Alternative models for more rapid compound safety testing are of increasing demand. With emerging techniques using human pluripotent stem cells, the possibility of generating human in vitro models has gained interest, as factors related to species differences could be potentially eliminated. When studying potential neurotoxic effects of a compound it is of crucial importance to have both neurons and glial cells. We have successfully developed a protocol for generating in vitro 3D human neural tissues, using neural progenitor cells derived from human embryonic stem cells. These 3D neural tissues can be maintained for two months and undergo progressive differentiation. We showed a gradual decreased expression of early neural lineage markers, paralleled by an increase in markers specific for mature neurons, astrocytes and oligodendrocytes. At the end of the two-month culture period the neural tissues not only displayed synapses and immature myelin sheaths around axons, but electrophysiological measurements also showed spontaneous activity. Neurotoxicity testing – comparing non-neurotoxic to known neurotoxic model compounds – showed an expected increase in the marker of astroglial reactivity after exposure to known neurotoxicants methylmercury and trimethyltin. Although further characterization and refinement of the model is required, these results indicate its potential usefulness for in vitro neurotoxicity testing.
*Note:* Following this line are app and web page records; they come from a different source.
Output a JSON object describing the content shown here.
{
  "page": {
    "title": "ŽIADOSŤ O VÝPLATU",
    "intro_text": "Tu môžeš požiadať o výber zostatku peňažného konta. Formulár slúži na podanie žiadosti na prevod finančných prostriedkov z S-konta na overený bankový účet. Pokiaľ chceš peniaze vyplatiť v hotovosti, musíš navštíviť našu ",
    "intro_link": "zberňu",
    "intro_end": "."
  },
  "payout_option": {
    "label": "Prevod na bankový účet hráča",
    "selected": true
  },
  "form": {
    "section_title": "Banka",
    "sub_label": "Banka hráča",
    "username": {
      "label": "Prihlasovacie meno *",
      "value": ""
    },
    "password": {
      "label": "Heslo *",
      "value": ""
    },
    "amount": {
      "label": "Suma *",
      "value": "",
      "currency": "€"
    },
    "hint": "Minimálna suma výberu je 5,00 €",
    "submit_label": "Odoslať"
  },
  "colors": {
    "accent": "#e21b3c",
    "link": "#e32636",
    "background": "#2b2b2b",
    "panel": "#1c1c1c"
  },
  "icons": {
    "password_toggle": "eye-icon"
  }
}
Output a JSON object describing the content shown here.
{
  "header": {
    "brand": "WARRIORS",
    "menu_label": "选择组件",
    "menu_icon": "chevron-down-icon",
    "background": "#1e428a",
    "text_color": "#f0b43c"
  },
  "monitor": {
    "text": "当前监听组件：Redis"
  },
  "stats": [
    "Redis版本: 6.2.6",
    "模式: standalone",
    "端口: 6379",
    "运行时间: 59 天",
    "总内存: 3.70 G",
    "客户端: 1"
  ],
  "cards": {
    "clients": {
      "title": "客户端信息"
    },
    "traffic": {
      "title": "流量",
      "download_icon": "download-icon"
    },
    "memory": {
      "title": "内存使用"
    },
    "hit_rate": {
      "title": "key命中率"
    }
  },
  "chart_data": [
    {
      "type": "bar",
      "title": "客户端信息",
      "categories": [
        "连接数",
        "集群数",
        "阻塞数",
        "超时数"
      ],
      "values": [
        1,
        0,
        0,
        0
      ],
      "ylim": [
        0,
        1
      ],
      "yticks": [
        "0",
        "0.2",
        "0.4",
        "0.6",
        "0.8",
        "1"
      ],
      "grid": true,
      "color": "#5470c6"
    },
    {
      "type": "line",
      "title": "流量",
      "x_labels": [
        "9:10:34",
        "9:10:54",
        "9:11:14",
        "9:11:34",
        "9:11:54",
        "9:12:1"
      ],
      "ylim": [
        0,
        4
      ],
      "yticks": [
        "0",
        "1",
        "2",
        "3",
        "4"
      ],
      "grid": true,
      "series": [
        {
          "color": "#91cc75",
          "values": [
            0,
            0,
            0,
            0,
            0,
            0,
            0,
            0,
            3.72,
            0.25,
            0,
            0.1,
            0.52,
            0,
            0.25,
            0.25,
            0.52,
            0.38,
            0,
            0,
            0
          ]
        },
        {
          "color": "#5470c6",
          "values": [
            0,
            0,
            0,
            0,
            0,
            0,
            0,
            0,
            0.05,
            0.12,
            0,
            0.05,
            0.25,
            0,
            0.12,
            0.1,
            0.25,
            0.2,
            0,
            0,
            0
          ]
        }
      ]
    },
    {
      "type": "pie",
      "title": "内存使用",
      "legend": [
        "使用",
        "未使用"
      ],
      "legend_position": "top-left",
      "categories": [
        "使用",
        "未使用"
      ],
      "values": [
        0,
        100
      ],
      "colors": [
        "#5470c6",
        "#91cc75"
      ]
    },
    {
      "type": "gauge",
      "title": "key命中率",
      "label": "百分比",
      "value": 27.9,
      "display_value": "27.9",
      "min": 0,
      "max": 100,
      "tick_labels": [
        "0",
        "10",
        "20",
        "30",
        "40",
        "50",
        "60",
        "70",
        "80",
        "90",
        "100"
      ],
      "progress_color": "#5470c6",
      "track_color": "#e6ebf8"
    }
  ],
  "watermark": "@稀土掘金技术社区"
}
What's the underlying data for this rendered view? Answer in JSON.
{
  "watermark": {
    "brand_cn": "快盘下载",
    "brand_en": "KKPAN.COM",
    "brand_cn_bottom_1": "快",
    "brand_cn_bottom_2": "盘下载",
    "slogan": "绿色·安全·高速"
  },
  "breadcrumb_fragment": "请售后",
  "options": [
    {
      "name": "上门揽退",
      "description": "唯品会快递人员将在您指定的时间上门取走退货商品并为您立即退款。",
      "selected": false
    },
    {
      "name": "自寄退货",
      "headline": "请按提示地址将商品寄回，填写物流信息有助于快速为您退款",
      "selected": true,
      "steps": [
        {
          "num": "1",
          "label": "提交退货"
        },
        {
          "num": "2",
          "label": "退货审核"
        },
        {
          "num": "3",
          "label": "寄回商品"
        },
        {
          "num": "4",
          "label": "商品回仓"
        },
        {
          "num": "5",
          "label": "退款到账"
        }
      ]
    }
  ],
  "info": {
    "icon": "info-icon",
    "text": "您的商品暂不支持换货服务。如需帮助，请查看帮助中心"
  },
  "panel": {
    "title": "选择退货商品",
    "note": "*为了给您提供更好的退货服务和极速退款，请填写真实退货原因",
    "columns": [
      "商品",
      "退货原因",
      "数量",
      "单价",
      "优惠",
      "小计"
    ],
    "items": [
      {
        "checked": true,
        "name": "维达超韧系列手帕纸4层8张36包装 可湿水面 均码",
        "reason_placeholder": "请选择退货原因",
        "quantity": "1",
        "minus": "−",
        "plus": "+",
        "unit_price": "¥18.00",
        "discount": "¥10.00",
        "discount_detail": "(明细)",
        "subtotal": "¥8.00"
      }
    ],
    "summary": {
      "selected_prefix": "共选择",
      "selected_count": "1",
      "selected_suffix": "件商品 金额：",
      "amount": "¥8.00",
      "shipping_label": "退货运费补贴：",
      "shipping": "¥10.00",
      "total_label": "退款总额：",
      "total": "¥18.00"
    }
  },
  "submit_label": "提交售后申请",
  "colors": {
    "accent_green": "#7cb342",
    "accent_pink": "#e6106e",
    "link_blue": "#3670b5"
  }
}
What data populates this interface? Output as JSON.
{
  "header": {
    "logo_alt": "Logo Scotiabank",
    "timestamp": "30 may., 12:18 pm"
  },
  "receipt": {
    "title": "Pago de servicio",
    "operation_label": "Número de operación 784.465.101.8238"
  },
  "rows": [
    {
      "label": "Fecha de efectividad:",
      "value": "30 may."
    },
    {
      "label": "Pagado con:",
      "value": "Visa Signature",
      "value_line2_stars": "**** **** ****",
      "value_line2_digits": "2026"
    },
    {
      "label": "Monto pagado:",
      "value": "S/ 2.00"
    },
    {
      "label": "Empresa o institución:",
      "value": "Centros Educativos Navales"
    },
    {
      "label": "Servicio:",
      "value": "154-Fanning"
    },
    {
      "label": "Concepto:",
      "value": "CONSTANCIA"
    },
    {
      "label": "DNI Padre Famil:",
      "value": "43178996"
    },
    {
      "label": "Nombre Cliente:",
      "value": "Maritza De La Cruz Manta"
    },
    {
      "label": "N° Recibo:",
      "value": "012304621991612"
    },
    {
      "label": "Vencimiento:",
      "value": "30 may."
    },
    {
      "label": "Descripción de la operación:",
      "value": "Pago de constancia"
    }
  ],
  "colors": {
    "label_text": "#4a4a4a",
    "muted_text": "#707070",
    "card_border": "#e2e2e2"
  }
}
Keywords:
Article Type:
scientifique
Faculty:
Ingénierie et Architecture
School:
HEPIA - Genève
Institute:
inSTI - Institut des Sciences et Technologies industrielles
Date:
2017-02
Pagination:
12 p.
Published in:
Toxicology in Vitro
Numeration (vol. no.):
2017, vol. 38, pp. 124-135
DOI:
ISSN:
0887-2333
Appears in Collection:

Note: The status of this file is: restricted


 Record created 2020-03-13, last modified 2020-03-27

Fulltext:
Download fulltext
PDF

Rate this document:

Rate this document:
1
2
3
 
(Not yet reviewed)